|Directed by:||Jason Reitman|
|Written by:|| |
Ellen Page, Michael Cera, Jennifer Garner, Jason Bateman, Allison Janney, J.K. Simmons
|Released:||January 17, 2008|
I haven’t dished out an A+ grading in 15 months. The streak is now over thanks to the arrival of Juno. Half way through, I knew that this witty black comedy was the best thing I’d seen in a long time.
As the title suggests, it all revolves around Juno MacGuff (Page). She’s a 16-year-old high school student who has found out that she’s pregnant. It’s not good news for Juno as a baby is the last thing she wants. The father is a shy kid from school by the name of Paulie Bleeker (Cera). They’ve been good friends for a long time. A night of foolish experimentation has seen them end up in this position.
After giving it some thought, Juno decides against having an abortion. She tells a good friend that she “could like have this baby and give it to someone who like totally needs it”. Juno starts flipping through the newspaper (yep, there are ads for prospective parents) and finds the photo of a happy, young couple who are looking to adopt.
Before going to visit them, it’s time to break the news to her parents first (Simmons and Janney). They’re stunned by the news but don’t “fly off the handle” like you’d expect. They want to help Juno deal with her situation as best as possible. Her dad goes with her to meet Mark (Bateman) and Vanessa (Garner), the couple she found in the newspaper. They’re not quite what Juno expected but she’s more than happy to give them her baby. The legal paperwork is prepared and the wheels are in motion…
Juno takes a few interesting twists and turns which I’ll allow you to discover for yourself. It has been incredibly well written by 29-year-old Diablo Cody. I’m impressed that someone so young has managed to get a screenplay off the ground. Her success is well deserved though and the fact that the film was made is a testament to her initial script. It’s intelligent and insightful.
The director is 30-year-old Jason Reitman who made another great black comedy in 2005, Thank You For Smoking. Reitman is the son of Ivan Reitman, the man behind such great films as Stripes and Ghost Busters). I guess comedy is in their blood.
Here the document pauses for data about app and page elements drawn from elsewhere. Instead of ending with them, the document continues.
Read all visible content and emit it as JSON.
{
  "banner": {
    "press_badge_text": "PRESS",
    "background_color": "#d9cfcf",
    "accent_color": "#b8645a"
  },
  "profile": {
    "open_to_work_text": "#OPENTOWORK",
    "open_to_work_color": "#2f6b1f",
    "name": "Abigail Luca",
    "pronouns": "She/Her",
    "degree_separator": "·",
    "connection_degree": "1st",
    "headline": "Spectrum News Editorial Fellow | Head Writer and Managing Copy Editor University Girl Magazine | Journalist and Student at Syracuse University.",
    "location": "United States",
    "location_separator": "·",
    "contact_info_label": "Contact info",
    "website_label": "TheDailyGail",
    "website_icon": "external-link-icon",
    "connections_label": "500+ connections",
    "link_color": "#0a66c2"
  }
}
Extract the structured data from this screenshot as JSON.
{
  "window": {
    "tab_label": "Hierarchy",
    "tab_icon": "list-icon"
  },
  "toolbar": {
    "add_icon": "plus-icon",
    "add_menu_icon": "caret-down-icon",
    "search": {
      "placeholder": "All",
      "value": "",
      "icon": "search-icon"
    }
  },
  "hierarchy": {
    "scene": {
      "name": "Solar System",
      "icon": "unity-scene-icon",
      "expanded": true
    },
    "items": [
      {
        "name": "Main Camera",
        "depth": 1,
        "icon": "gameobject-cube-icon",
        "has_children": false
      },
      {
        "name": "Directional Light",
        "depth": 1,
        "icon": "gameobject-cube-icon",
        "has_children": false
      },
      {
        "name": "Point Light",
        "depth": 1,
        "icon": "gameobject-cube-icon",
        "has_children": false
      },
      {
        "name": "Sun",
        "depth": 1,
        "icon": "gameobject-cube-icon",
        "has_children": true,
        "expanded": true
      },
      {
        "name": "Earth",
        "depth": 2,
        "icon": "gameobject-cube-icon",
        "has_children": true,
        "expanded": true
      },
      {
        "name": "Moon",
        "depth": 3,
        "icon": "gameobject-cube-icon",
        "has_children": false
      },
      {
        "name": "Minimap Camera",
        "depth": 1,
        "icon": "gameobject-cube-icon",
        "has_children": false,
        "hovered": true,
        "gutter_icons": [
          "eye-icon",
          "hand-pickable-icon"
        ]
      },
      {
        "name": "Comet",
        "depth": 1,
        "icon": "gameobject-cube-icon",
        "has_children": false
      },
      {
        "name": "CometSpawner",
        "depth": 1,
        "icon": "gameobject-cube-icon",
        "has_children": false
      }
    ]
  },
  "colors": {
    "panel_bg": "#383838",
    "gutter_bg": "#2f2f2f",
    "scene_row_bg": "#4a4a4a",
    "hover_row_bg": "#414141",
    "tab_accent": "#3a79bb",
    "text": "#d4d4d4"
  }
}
Between them, Cody and Reitman have made one hell of a movie. There’s a perfect balance of funny moments and serious moments. They have told Juno’s story in a charming, likeable manner. Every character is memorable and they all have their own quirks and insecurities. Not a single scene is wasted.
The star of the film is 20-year-old Ellen Page (Hard Candy). She’s certain to earn an Academy Award nomination for best actress. I loved her openness and the emotionless, sarcastic manner with which she delivers so many of her lines. It brought back memories of Thora Birch in Ghost World (a favourite black comedy of mine). There’s more to Page’s character however and she becomes somewhat uncertain of herself in the lead up to the film’s finale. Juno is a great character and Page has nailed the role.
My appreciation for this movie is shared by many others. When it premiered at the 2007 Toronto Film Festival (the most important festival in the world), it finished 2nd in the audience vote. The buzz from Toronto has seen the film grow in stature and there’s a possibility it could earn a best picture nomination at the upcoming Oscars. It was made for a mere $2.5m and has become this year’s “little film that could”. My favourite critic, Roger Ebert, has honoured it by naming it his best of 2007.
In this review, I’ve mentioned the age of the writer, director and lead actor. They’re all younger than me (I’m 30). Have I missed my opportunity to make it in Hollywood? Or are Cody, Reitman and Page just incredibly talented craftspeople ahead of their time? I think it’s the later.